Brief: Where a line contains the word "Dnes", copy that line from the records below.

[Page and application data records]
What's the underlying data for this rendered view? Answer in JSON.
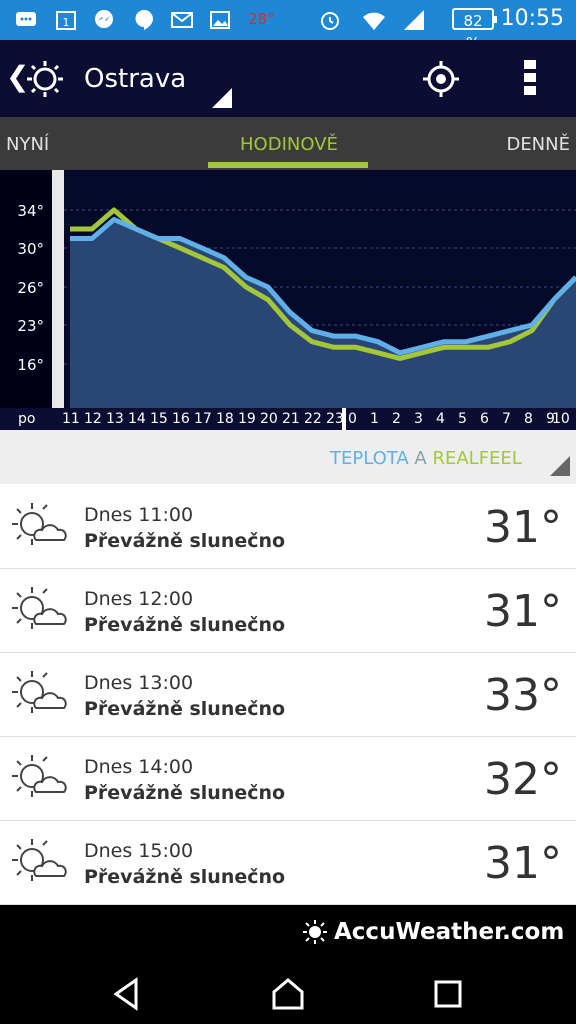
{
  "statusbar": {
    "time": "10:55",
    "battery": "82 %",
    "temp_notification": "28°",
    "icons": [
      "chat-icon",
      "calendar-icon",
      "messenger-icon",
      "hangouts-icon",
      "gmail-icon",
      "gallery-icon",
      "alarm-icon",
      "wifi-icon",
      "signal-icon",
      "battery-icon"
    ]
  },
  "appbar": {
    "back": "❮",
    "city": "Ostrava",
    "icons": [
      "sun-icon",
      "location-icon",
      "menu-icon"
    ]
  },
  "tabs": {
    "now": "NYNÍ",
    "hourly": "HODINOVĚ",
    "daily": "DENNĚ"
  },
  "chart": {
    "y_ticks": [
      "34°",
      "30°",
      "26°",
      "23°",
      "16°"
    ],
    "x_labels": [
      "po",
      "11",
      "12",
      "13",
      "14",
      "15",
      "16",
      "17",
      "18",
      "19",
      "20",
      "21",
      "22",
      "23",
      "0",
      "1",
      "2",
      "3",
      "4",
      "5",
      "6",
      "7",
      "8",
      "9",
      "10"
    ]
  },
  "chart_data": {
    "type": "line",
    "x": [
      "11",
      "12",
      "13",
      "14",
      "15",
      "16",
      "17",
      "18",
      "19",
      "20",
      "21",
      "22",
      "23",
      "0",
      "1",
      "2",
      "3",
      "4",
      "5",
      "6",
      "7",
      "8",
      "9",
      "10"
    ],
    "series": [
      {
        "name": "TEPLOTA",
        "color": "#5fb0e8",
        "values": [
          31,
          31,
          33,
          32,
          31,
          31,
          30,
          29,
          27,
          26,
          24,
          22,
          21,
          21,
          20,
          18,
          19,
          20,
          20,
          21,
          22,
          23,
          25,
          27
        ]
      },
      {
        "name": "REALFEEL",
        "color": "#a4c639",
        "values": [
          32,
          32,
          34,
          32,
          31,
          30,
          29,
          28,
          26,
          25,
          23,
          20,
          19,
          19,
          18,
          17,
          18,
          19,
          19,
          19,
          20,
          22,
          25,
          27
        ]
      }
    ]
  },
  "legend": {
    "temp": "TEPLOTA",
    "and": " A ",
    "realfeel": "REALFEEL"
  },
  "list": [
    {
      "time": "Dnes 11:00",
      "desc": "Převážně slunečno",
      "temp": "31°"
    },
    {
      "time": "Dnes 12:00",
      "desc": "Převážně slunečno",
      "temp": "31°"
    },
    {
      "time": "Dnes 13:00",
      "desc": "Převážně slunečno",
      "temp": "33°"
    },
    {
      "time": "Dnes 14:00",
      "desc": "Převážně slunečno",
      "temp": "32°"
    },
    {
      "time": "Dnes 15:00",
      "desc": "Převážně slunečno",
      "temp": "31°"
    }
  ],
  "footer": {
    "brand": "AccuWeather.com"
  }
}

Output of the exercise:
      "time": "Dnes 11:00",
      "time": "Dnes 12:00",
      "time": "Dnes 13:00",
      "time": "Dnes 14:00",
      "time": "Dnes 15:00",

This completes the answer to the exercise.